Johnson continued his incredible winning streak as he blazed through the 1995 indoor season, winning his 40th race in a row in the 400m, breaking his previous world record - only three weeks old - with a time of 44.63.
As the 1995 outdoor season began, Johnson continued to be victorious in his 200m and 400m competitions.
At the U.S. National Championships in Sacramento, Calif., he won all six of his races (preliminaries and finals), becoming the first athlete in history to win both the 200 and 400-meter national championship titles. Johnson was the first person ever to run sub-20 seconds for the 200m and sub-44 seconds for the 400m in the same meet.
Johnson won all of his races leading up to the World Championships in Gothenburg, Sweden, in August. During the championships, Johnson performed another historic feat - running nine races over nine days and leaving Sweden as the first man ever to attain world championship titles at both 200 meters and 400 meters in the same meet.
Wrapping up the end of the outdoor season, Johnson continued his streak - with 50 consecutive victories at 400 meters and his second Golden Four Championship title.
After convincing the IAAF to alter the Olympic schedule to accommodate his unprecedented 200-400 double, Johnson prepared to double up. His 400m win came in an Olympic record time of 43.49, but that was just a hint of what was to come.
In one of the most highly anticipated events on the Atlanta schedule, Johnson stamped his authority not just on the race, but on the event, claiming a gold medal in the 200m and lowering of his own world record from 19.66 to 19.32.
Johnson left Atlanta acclaimed as "The World's Fastest Human."
After missing the USA Nationals due to injury, he successfully defended his 400-meter title at the World Championships in Athens, Greece.
In 1998, Johnson again earned a No. 1 ranking in the 400 metres with the fastest time in the world.

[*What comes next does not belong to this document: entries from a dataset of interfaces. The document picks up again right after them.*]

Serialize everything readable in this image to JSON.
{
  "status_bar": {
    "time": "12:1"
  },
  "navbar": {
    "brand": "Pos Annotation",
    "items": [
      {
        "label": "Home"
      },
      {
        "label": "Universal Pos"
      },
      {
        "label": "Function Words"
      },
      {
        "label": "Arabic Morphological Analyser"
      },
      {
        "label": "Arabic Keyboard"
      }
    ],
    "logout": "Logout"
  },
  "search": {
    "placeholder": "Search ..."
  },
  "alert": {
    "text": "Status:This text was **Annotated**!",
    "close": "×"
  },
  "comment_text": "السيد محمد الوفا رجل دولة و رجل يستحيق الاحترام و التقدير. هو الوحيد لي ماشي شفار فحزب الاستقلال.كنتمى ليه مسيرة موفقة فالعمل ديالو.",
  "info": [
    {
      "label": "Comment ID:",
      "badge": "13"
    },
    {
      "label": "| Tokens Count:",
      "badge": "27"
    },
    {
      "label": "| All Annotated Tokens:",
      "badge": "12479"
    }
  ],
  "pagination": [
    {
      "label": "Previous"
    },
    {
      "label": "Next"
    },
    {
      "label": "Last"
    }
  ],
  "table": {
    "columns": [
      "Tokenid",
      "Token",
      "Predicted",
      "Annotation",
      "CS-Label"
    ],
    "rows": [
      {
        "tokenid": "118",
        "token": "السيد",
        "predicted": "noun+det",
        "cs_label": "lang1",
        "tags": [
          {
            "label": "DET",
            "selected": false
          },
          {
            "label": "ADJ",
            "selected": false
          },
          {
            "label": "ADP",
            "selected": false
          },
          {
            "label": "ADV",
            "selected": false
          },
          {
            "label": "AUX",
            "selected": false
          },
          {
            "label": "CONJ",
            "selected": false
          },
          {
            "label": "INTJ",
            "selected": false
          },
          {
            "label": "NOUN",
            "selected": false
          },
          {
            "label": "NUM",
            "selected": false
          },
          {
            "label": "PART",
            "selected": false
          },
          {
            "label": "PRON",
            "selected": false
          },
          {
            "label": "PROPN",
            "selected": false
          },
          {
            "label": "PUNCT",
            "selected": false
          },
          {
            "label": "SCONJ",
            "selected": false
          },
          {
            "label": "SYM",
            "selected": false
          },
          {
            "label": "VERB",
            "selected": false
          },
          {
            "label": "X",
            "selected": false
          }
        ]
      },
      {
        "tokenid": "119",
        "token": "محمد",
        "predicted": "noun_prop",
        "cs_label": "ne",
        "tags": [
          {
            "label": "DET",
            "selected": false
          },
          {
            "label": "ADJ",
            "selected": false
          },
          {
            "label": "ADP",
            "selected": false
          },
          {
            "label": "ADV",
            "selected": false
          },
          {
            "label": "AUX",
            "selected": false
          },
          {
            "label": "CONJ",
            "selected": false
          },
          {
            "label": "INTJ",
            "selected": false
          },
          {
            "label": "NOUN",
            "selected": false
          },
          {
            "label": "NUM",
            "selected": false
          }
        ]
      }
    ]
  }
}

He also anchored the 4x400 meter relay team that set a world record at the Goodwill Games in New York.
Johnson finally captured the 400 meter world record he had been chasing for a decade. At the World Championships in Seville, Spain, Johnson not only set a world record time of 43.18, but also raced to a margin of victory that was one of the longest in track history. His two 1999 World Championship gold medals moved his total to nine and allowed Johnson to pass Carl Lewis as the most prolific runner in World Championship history.
"It's been a long time
in coming," Johnson
said. "This was the
He ran a 43.68 400m in the finals of the US Olympic Trials, his 21st time for running a sub 44 in the 400m. Cramp caused him to hobble out of the 200m.
Johnson ended his career at the Sydney 2000 Olympics by winning the 400m gold and 4 x 400m relay race, bringing his total number of Olympic gold medals to five.
Johnson ran 22 400-meter races under 44 seconds. In the 200m, he has six times under 19.80 s and 17 sub-20 second performances. He also holds the world record at 300m — 30.85 s. The former record was 31.48 s.